• _Your assignment_
What lines of the listing include the string "true"? Show them all.

Data to use below:

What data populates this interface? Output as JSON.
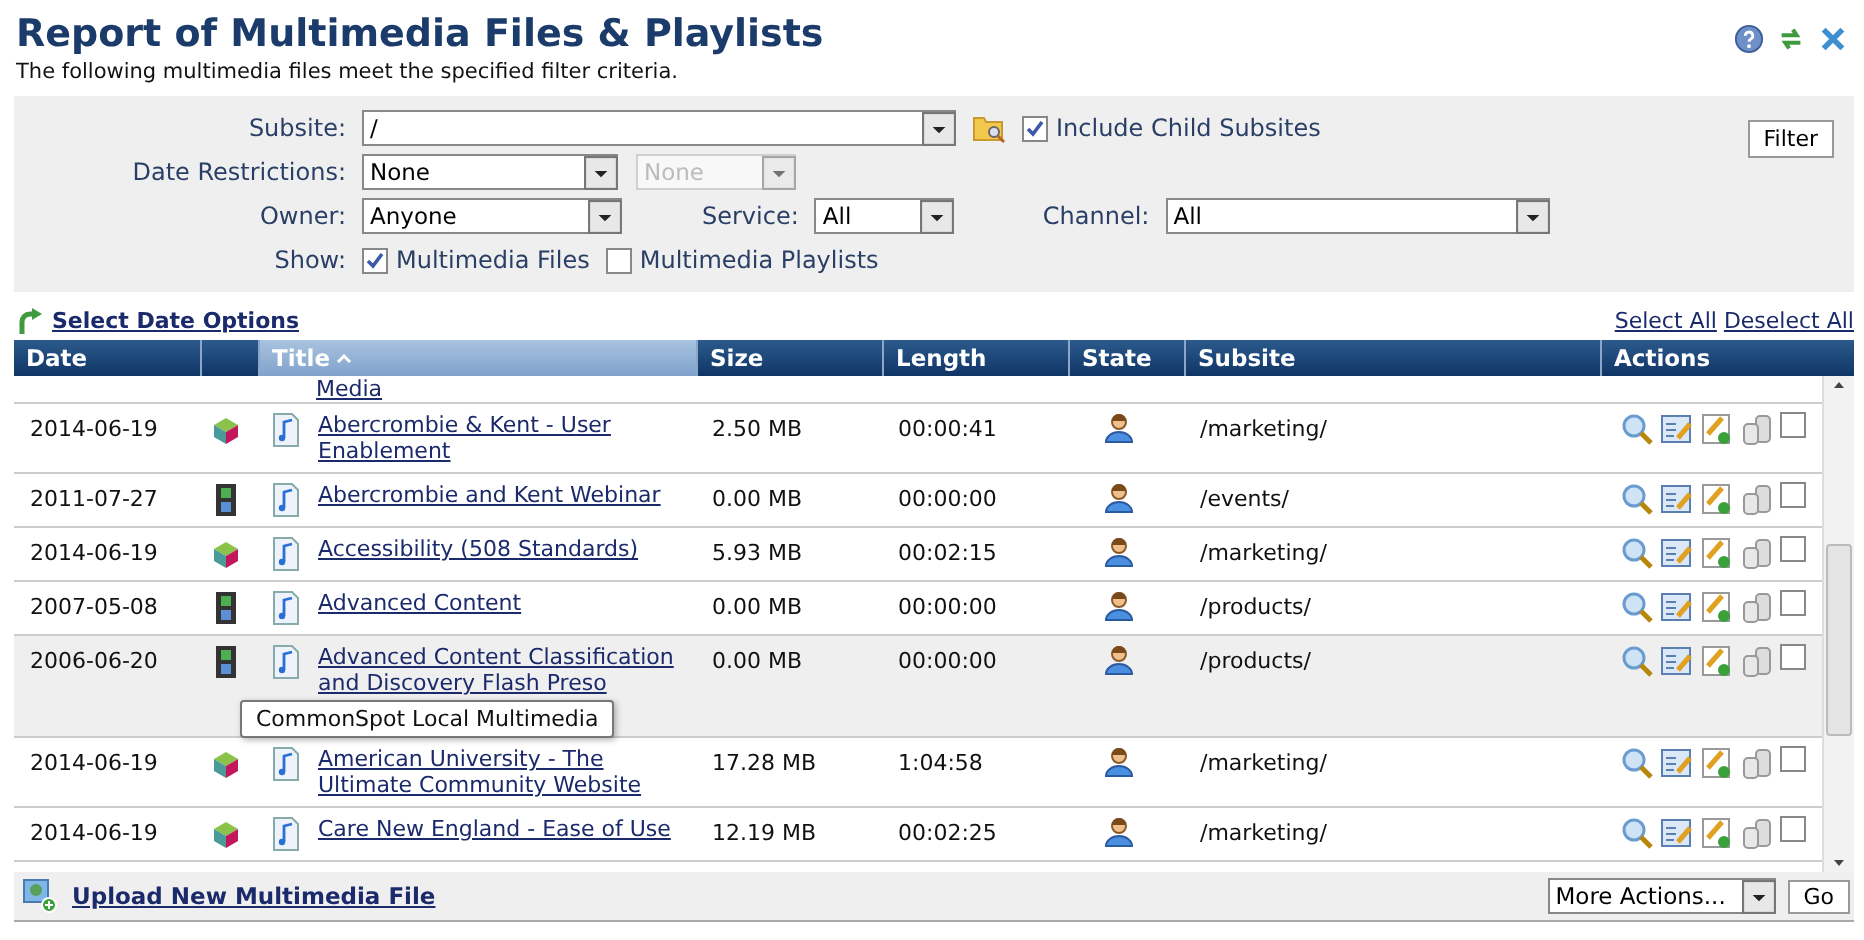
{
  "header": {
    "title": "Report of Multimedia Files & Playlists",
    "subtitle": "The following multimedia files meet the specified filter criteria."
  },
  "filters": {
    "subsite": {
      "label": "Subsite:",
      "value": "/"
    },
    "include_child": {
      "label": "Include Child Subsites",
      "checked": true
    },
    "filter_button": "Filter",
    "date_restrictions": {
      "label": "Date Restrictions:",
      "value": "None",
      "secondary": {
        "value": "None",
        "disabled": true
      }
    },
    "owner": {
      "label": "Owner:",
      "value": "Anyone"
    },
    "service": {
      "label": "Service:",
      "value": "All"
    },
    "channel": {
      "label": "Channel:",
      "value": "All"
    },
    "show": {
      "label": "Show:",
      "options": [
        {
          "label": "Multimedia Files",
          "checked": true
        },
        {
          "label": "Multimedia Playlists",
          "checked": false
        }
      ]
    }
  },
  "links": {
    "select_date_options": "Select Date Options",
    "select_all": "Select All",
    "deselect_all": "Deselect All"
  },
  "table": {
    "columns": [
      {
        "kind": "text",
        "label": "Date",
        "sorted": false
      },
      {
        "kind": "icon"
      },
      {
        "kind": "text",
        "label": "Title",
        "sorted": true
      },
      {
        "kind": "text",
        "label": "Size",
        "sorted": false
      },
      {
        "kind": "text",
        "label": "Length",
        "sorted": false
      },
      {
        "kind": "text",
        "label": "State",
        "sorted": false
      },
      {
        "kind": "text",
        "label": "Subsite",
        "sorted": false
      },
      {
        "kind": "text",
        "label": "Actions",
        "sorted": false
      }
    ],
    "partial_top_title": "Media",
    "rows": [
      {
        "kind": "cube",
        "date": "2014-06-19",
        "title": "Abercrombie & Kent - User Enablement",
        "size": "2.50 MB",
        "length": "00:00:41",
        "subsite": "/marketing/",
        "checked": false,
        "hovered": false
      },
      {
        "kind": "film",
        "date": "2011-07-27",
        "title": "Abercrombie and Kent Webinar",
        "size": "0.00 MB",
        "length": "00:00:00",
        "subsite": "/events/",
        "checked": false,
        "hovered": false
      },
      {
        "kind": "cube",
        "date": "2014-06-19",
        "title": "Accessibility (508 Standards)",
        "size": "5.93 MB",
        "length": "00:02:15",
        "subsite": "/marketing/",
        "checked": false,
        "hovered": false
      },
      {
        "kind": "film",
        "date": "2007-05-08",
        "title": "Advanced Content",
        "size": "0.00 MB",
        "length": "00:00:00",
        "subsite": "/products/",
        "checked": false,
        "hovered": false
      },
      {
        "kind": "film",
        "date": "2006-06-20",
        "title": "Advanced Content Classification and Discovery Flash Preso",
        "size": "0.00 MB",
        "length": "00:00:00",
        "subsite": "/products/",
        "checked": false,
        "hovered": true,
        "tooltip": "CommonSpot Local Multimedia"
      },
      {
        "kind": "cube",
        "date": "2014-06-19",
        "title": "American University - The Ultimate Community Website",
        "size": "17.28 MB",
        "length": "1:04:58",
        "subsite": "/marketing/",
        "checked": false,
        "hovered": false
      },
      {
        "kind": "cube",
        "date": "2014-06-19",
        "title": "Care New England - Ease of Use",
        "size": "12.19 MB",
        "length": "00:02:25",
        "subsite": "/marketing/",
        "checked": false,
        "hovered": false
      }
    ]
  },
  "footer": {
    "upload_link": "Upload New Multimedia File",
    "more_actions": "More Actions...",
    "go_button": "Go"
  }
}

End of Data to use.
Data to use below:

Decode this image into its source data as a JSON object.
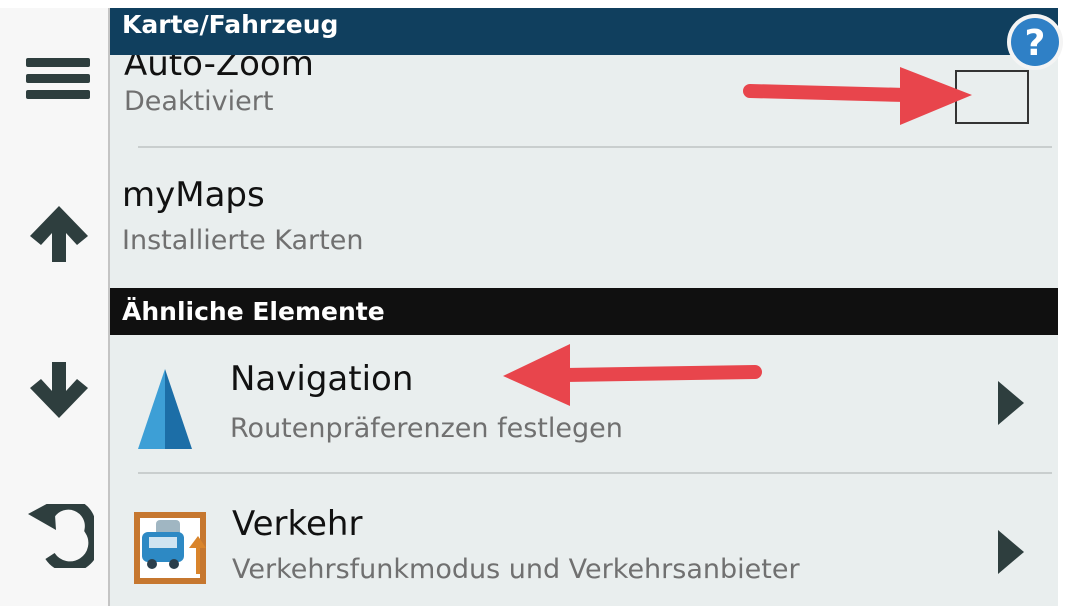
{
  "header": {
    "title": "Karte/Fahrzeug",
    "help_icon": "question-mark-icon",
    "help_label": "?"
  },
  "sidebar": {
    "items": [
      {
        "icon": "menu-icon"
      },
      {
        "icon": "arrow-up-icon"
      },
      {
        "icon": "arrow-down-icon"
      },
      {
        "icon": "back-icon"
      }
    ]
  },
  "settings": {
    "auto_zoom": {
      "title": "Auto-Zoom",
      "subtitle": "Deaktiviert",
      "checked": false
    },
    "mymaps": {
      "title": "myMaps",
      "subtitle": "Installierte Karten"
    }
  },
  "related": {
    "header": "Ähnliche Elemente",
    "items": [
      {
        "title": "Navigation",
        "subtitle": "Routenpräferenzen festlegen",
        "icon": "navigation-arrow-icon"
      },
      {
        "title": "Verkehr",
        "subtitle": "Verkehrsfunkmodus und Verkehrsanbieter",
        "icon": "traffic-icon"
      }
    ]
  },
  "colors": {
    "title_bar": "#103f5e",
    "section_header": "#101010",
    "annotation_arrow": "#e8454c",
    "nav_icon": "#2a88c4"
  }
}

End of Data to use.

• _Written answer_
      "checked": true
        "disabled": true
          "checked": true
        "sorted": true
        "hovered": true,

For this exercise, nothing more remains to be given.